**Problem description**
Write out every entry exactly; the pictures do not belong in the copy.

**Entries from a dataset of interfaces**
#####

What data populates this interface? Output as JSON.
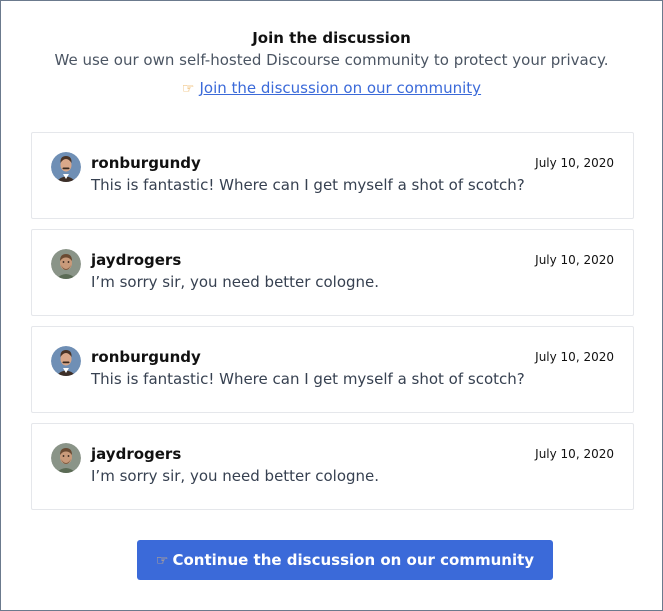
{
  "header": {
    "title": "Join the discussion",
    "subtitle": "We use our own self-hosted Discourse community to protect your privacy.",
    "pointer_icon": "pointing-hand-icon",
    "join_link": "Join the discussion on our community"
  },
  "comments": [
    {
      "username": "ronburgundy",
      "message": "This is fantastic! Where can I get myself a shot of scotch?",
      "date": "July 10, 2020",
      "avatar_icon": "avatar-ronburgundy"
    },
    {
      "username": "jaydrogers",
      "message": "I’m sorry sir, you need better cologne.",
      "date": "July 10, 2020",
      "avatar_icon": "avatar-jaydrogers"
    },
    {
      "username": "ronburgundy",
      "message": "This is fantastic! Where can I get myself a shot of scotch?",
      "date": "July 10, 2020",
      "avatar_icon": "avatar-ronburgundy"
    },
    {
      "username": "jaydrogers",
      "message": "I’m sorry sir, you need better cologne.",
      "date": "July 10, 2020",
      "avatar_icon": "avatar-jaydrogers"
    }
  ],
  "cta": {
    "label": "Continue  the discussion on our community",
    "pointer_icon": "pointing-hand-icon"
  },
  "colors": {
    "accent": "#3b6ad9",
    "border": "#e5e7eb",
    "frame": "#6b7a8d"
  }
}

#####

**Result of this task**
What data populates this interface? Output as JSON.
{
  "header": {
    "title": "Join the discussion",
    "subtitle": "We use our own self-hosted Discourse community to protect your privacy.",
    "pointer_icon": "pointing-hand-icon",
    "join_link": "Join the discussion on our community"
  },
  "comments": [
    {
      "username": "ronburgundy",
      "message": "This is fantastic! Where can I get myself a shot of scotch?",
      "date": "July 10, 2020",
      "avatar_icon": "avatar-ronburgundy"
    },
    {
      "username": "jaydrogers",
      "message": "I’m sorry sir, you need better cologne.",
      "date": "July 10, 2020",
      "avatar_icon": "avatar-jaydrogers"
    },
    {
      "username": "ronburgundy",
      "message": "This is fantastic! Where can I get myself a shot of scotch?",
      "date": "July 10, 2020",
      "avatar_icon": "avatar-ronburgundy"
    },
    {
      "username": "jaydrogers",
      "message": "I’m sorry sir, you need better cologne.",
      "date": "July 10, 2020",
      "avatar_icon": "avatar-jaydrogers"
    }
  ],
  "cta": {
    "label": "Continue  the discussion on our community",
    "pointer_icon": "pointing-hand-icon"
  },
  "colors": {
    "accent": "#3b6ad9",
    "border": "#e5e7eb",
    "frame": "#6b7a8d"
  }
}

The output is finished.